It’s always a good idea to get title insurance and lenders require it to finance a purchase. Title insurance protects homebuyers from other claims of ownership, outstanding debts of previous owners, fraud, and other title potential problems. Before issuing a title insurance policy, the title company will check for problems with a title by researching public records, deeds, mortgages, wills, divorce decrees, court judgments, tax records, liens, encumbrances, etc. If there is a claim against your property after purchase, the company will defend you in court and will pay you for covered losses up to the amount of your policy.

Like any regulated service business, the difference between one title company and another comes down to service and reputation. If you’re not frequently selling a home, it’s unlikely you know which title companies offer the best service. That’s where a knowledgeable Realtor comes in. They generally can’t save you any money. But good agents have good relationships with title companies that can help make the process run smoothly.
[where: 75230]

Jan 5, 2018

Christmas is officially over tomorrow - 12 Days

Today - January 5th - is the 12th day of Christmas.

Time to take down the decorations this weekend. And drop off your tree to be recycled. In Dallas, you can drop off real trees at the McCommas Bluff Landfill or Northwest Transfer Station on Harry Hines Boulevard. Trees can also be placed curbside during brush and bulk trash collection.

The "Christmas Season" doesn't really begin after Thanksgiving and end on Christmas Day like we tend to think. It's actually almost the opposite.

The 12 Days of Christmas start on Christmas Day and last until the evening of the 5th January - also known as Twelfth Night. The feast of the Epiphany is celebrated on January 6th and the celebrations of Christmas come to an end. The Epiphany commemorates the arrival of the Magi - the three wise men - who visited Jesus.

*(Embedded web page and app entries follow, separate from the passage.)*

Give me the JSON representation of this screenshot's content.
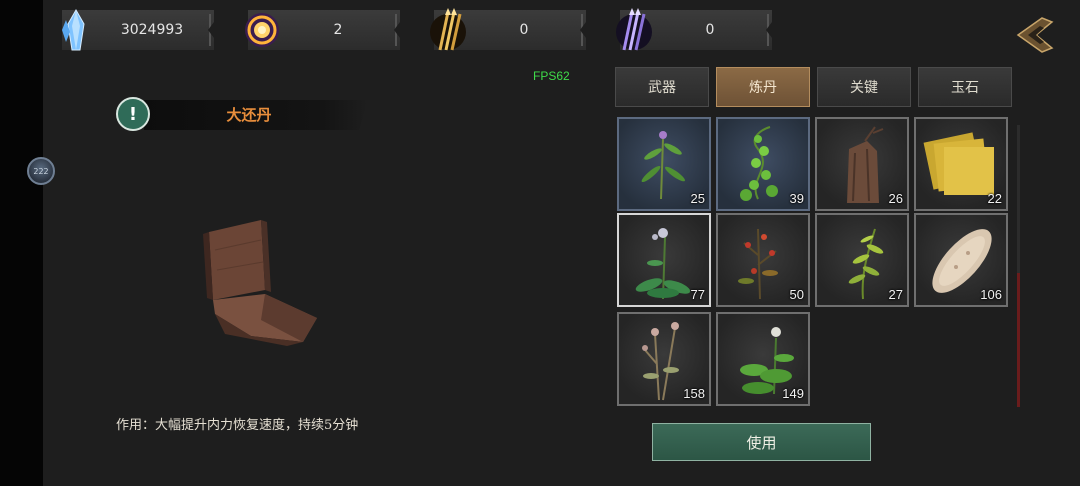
{
  "side_badge": "222",
  "currencies": [
    {
      "name": "blue-crystal-icon",
      "value": "3024993"
    },
    {
      "name": "gold-orb-icon",
      "value": "2"
    },
    {
      "name": "gold-arrows-icon",
      "value": "0"
    },
    {
      "name": "purple-arrows-icon",
      "value": "0"
    }
  ],
  "fps": "FPS62",
  "item": {
    "name": "大还丹",
    "description": "作用：大幅提升内力恢复速度，持续5分钟"
  },
  "tabs": [
    "武器",
    "炼丹",
    "关键",
    "玉石"
  ],
  "active_tab": 1,
  "slots": [
    {
      "icon": "herb-plant-icon",
      "count": "25"
    },
    {
      "icon": "vine-plant-icon",
      "count": "39"
    },
    {
      "icon": "tree-bark-icon",
      "count": "26"
    },
    {
      "icon": "yellow-paper-icon",
      "count": "22"
    },
    {
      "icon": "flower-herb-icon",
      "count": "77"
    },
    {
      "icon": "red-berry-plant-icon",
      "count": "50"
    },
    {
      "icon": "fern-plant-icon",
      "count": "27"
    },
    {
      "icon": "root-slice-icon",
      "count": "106"
    },
    {
      "icon": "dry-herb-icon",
      "count": "158"
    },
    {
      "icon": "leafy-herb-icon",
      "count": "149"
    }
  ],
  "use_button": "使用",
  "colors": {
    "active_tab": "#7d5e3e",
    "use_button": "#2f5c4b",
    "item_name": "#e88e3c",
    "fps": "#3fdc4a"
  }
}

So enjoy this twelfth night and final Christmas celebrations. And then your neighbors may thank you for getting your decorations down before the next holiday.
[where: 75230]

Jan 1, 2018

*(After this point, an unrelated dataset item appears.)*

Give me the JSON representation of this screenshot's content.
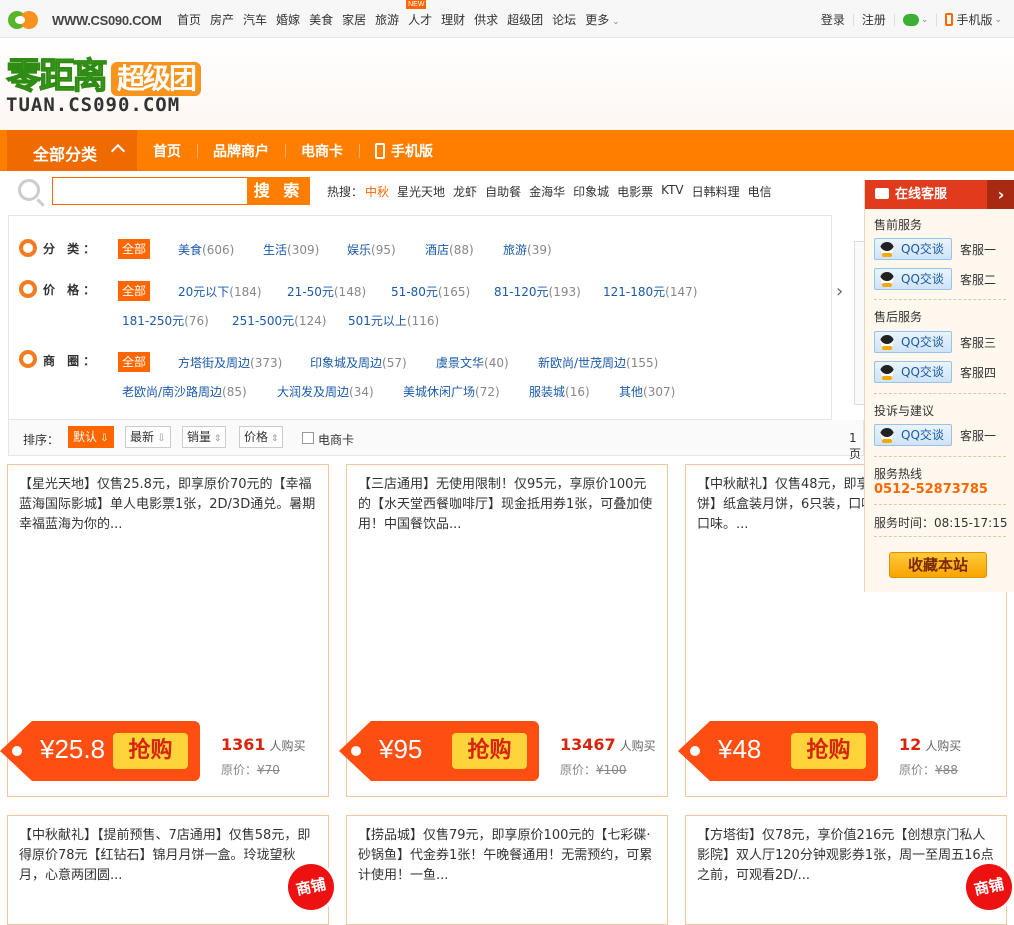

You'll need 'Good Funds' to buy that home

In my book, money is good. Cash is great. And when it comes to getting a good deal on a home, or making the transaction quick and easy, it’s been said that cash is king.

But did you know that buying a home with cash – actual cold, hard cash – is almost impossible in Texas?

The Texas Board of Insurance (which governs Texas title companies) dictates how a title company can accept funds for a real estate transaction. It requires that all title companies collect “good funds” at closing. The goal is to protect against fraud.

They define “good funds” as a wire transfer, cashier’s check, certified check, money order, personal check, or cash. The title company has the discretion to determine which good funds it will accept. No one wants the security risk of a bunch of cash on hand. If you find a title company foolish enough to take piles of cash, let me know. I’ll see if they’ll take my points-earning credit card, too.

And lest you think buying a property with cash will help escape the tax man, think again. Even if you had a suitcase full of cash and could find a title company willing to take it, all title companies are legally required to report any cash or personal checks used to close a transaction that total more than $10,000 to the IRS (per IRS Publication 1544). This is designed to discourage money laundering, tax evasion, drug trafficking and those sorts of illegal activities.

Despite rampant wire fraud (and that’s a whole different story), wiring funds is still considered one of the safest and most convenient ways to send funds to the title company. In order to finalize a transaction and disperse funds to the seller or mortgage company, the title company must have collected, deposited and confirmed the money from the purchaser. That means any checks received must have cleared. And that can take some time. For example, once a cashier’s check has been deposited for a purchase, the amount does not become “good funds” until it has been paid by the issuing bank. No one likes facing a closing delay waiting for a check to clear.

Buying a property is only going to be good fun, if you’ve got the correct good funds.

[where: 75230]